“It’s like it has to get worse before it possibly gets better.”- Kavonnie Hines
When we think of the holidays, many of us are gift shopping for our friends and family or planning the menu for holiday meals or maybe even putting up festive decorations around the house. Some of us are already crossing off our shopping wish lists, but for others in our region like Kavonnie Hines, the harsh reality of not being able to provide a bountiful table or presents for her three children, hits hard. “I am very open and honest with my children. Of course, my 3-year-old doesn’t understand really, but my nine 9-year-old and my 12-year-old, I do speak to them, and I let them know that this is life and this is what it is. So, they’re very appreciative of what they have, and they understand that.”
No parent should have to have those difficult conversations with their children during the holiday season. But Kavonnie faces the unique challenge of being a single mother of three and raising a child with special needs. She currently works part-time as a Starbucks manager in Arlington, VA to keep her family afloat while navigating a complex web of red tape. She tirelessly applies to various programs in hopes of receiving financial assistance for rent, childcare, Wi-Fi, healthcare and more. And as if that wasn’t hard enough, Kavonnie recently had to reduce her work hours to care for her 3-year-old daughter who is autistic and non-verbal. This has created a new set of obstacles like being able to afford her rent, utilities, food, healthcare, reliable childcare, and even stable Wi-Fi for her two older children to complete homework assignments.
Despite applying for rental assistance, Kavonnie has yet to receive aid and is now three months behind on her rent with the possibility of eviction looming overhead. With the holidays fast approaching, she worries about where her family will be living or if she will be able to put enough food on the table.

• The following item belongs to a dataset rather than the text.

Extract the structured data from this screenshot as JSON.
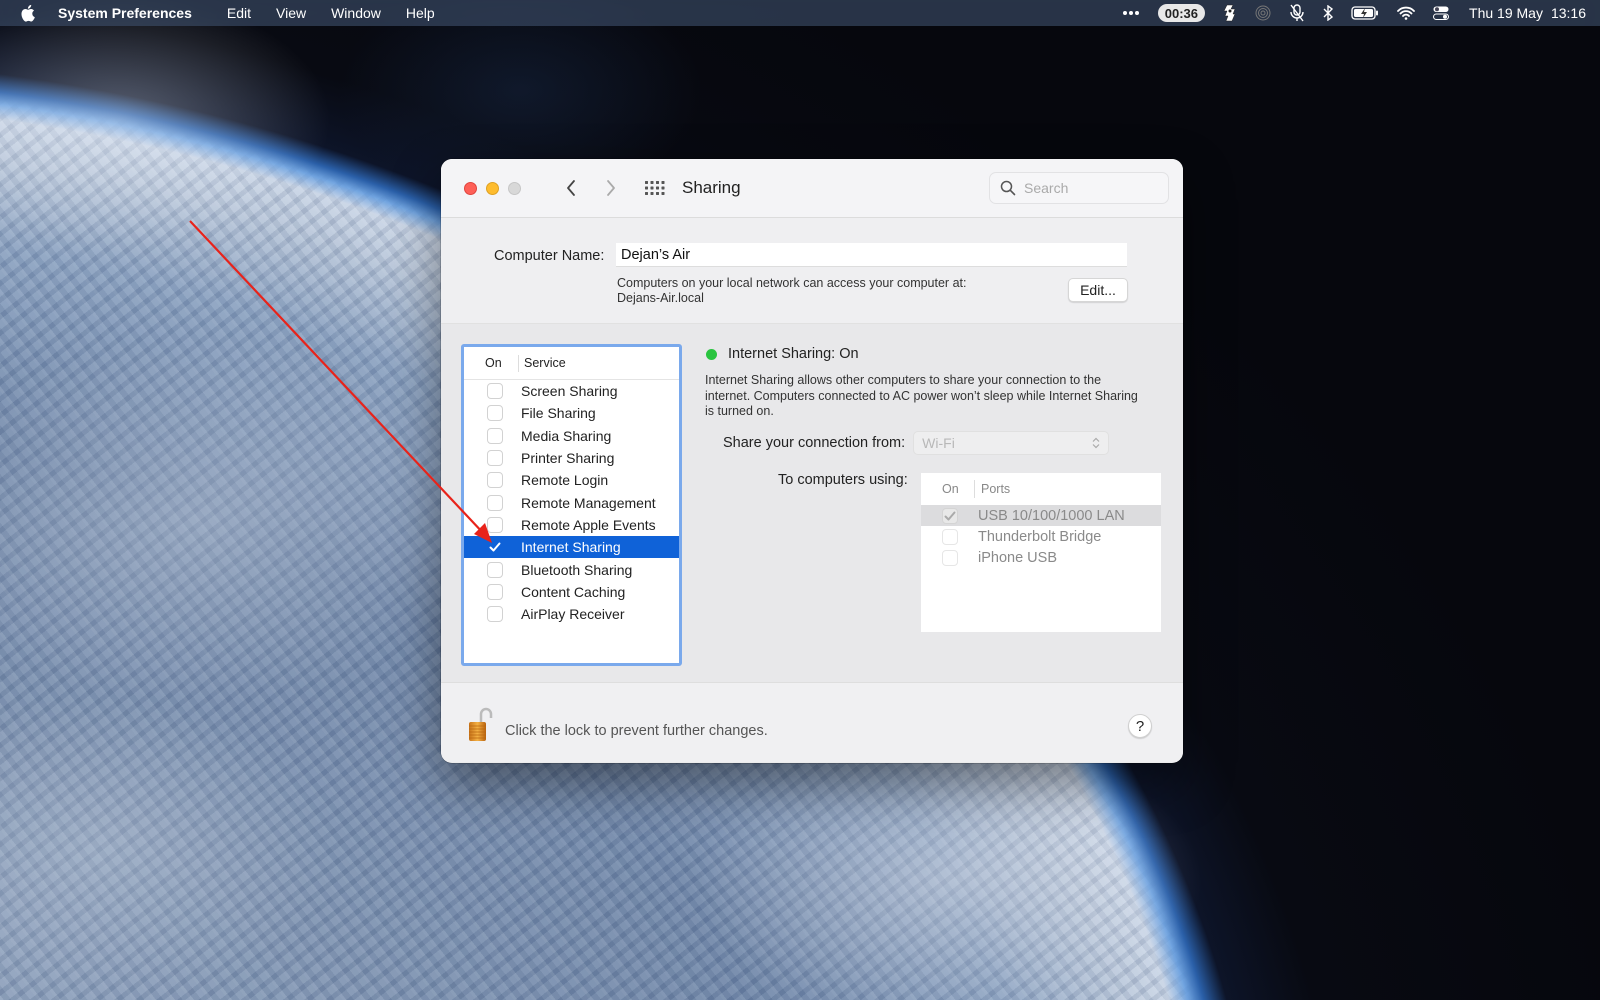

Kavonnie’s family is just one of the nearly 500,000 low and moderate-income households in our region that face these hardships daily. She is part of the ALICE (Asset Limited, Income Constrained, Employed) population which represents an estimated 1.3 million adults and children in the National Capital Area that earn more than the Federal Poverty Level ($26,500 annually for a family of four) but less than the basic cost of living for the county/state in which they live. Kavonnie’s struggles with making difficult decisions each day to ensure her family has basic necessities.
In Virginia alone, 28% of households below the ALICE Threshold* are rent burdened, which means they spend 30% or more of their income on rent. Another 43% of households below the ALICE Threshold are severe rent burdened, which means they spend 50% or more of their income on rent.
Kavonnie and many of our ALICE neighbors may be unaware of the resources available to them to help alleviate some of these financial burdens. United Way of the NCA works diligently to ensure that all community members, especially the ALICE population, have equitable access to and distribution of health, education, and economic opportunity resources.
We were not only inspired by Kavonnie’s strength and perseverance, but her selflessness towards others in her community that may be facing similar challenges. Her love for children and desire to see others get the help they need, pushes her to be an advocate for ALICE members across the region.
*A family of four in the National Capital Area would need to make a combined income of $101,281 annually ($8,440 monthly) to be above the ALICE Threshold.